The committee was tasked to conduct an 18-month study that involved both extensive data collection and careful deliberations about the nature, scope, impact, and cost of the national immunization partnership for both children and adults. The committee met five times to consider relevant research data and expert testimony (see Appendix C for a list of sources that contributed to the committee’s deliberations). The committee heard testimony from congressional staff; officials of federal, state, and local health agencies; and organizations representing public and private health care professionals.
In May 1999, the committee released an interim report that addressed two key concerns posed by CDC: (1) the experience with carryover (unobligated funds) in the administration of the Section 317 program, and (2) the impact of SCHIP on the need for federal Section 317 funds for both infrastructure initiatives and vaccine purchase (IOM, 1999a).
Recognizing that local circumstances and economic and social factors strongly influence the levels of need and the quality and scope of immunization services within the states, the committee organized two major fact-finding efforts to illustrate and compare the ways in which states allocate resources for health care services and infrastructure. These efforts included (1) a national survey of 50 states and the District of Columbia conducted by a research team at the University of Michigan,13 and (2) a set of eight case studies (Alabama, Maine, Michigan, New Jersey, North Carolina, Texas, Washington State, and a two-county comparison of San Diego and Los Angeles counties in California), prepared by a team of project consultants.14 Four site visits were organized to supplement the national survey and case study materials.15 State-level data were also drawn from background materials and data analyses provided by CDC’s National Immunization Program, including proposals submitted by case study states for Section 317 funds in FY 1992, 1995, 1999, and 2000.16 In addition, the committee sponsored a workshop on pockets-of-need issues, held in September 1999.

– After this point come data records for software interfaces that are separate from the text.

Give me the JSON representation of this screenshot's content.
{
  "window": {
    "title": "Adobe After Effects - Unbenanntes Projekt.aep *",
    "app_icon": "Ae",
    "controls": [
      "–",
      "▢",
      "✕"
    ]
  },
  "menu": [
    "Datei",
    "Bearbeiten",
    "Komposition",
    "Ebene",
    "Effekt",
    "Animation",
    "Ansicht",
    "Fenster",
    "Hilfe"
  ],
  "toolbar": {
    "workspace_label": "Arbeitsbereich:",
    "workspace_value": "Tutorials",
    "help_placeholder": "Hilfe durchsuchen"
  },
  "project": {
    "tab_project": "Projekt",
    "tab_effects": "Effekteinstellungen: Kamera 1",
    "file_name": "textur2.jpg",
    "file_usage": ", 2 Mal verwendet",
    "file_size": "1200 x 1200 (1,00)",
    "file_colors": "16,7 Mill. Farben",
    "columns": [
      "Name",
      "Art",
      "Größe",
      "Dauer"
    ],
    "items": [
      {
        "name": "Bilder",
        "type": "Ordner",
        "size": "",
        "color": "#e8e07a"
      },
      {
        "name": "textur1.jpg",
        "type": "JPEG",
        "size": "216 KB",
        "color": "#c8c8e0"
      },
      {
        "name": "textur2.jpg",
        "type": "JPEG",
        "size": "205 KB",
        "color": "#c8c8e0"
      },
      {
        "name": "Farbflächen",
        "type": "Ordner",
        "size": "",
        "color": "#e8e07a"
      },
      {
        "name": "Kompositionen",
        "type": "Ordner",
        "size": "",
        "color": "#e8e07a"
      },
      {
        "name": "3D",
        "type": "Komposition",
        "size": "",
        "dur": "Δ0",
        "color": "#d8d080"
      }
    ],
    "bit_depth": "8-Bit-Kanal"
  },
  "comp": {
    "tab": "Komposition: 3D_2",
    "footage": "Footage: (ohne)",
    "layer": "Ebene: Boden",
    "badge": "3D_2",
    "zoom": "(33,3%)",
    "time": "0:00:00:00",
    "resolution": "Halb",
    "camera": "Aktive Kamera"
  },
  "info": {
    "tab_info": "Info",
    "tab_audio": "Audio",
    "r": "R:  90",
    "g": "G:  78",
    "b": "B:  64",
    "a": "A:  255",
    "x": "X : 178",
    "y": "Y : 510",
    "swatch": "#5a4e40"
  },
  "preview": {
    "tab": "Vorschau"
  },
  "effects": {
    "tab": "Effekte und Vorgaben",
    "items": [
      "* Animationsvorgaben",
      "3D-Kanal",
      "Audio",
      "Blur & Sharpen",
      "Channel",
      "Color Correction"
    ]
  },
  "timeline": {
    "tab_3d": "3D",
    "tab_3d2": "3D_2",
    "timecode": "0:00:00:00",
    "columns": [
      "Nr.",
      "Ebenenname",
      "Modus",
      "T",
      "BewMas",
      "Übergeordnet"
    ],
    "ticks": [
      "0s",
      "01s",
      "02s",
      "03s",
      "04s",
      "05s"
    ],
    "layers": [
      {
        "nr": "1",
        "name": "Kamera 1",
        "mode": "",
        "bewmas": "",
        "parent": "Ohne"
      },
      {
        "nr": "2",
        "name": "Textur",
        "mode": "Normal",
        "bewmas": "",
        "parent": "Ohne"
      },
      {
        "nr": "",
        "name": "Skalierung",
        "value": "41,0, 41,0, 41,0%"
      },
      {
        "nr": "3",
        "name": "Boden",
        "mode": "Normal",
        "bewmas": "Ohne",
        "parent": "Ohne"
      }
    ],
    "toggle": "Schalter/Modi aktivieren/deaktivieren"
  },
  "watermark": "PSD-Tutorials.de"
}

Committee members and staff met frequently with state health officials over the course of the study17 and received materials pertaining to state and private immunization efforts from the American Academy of Pediatrics, the American Association of Health Plans, the Association of Maternal and Child Health Programs, the Association of State and Territorial Health Officers, the Health Insurance Association of America, the National Association of City and County Health Officers, and the National Association of WIC Directors. Additional materials regarding state roles in public health were provided by the National Governors’ Association and the National Conference of State Legislatures. Information on public-and private-sector investments in immunization services was also obtained through literature searches.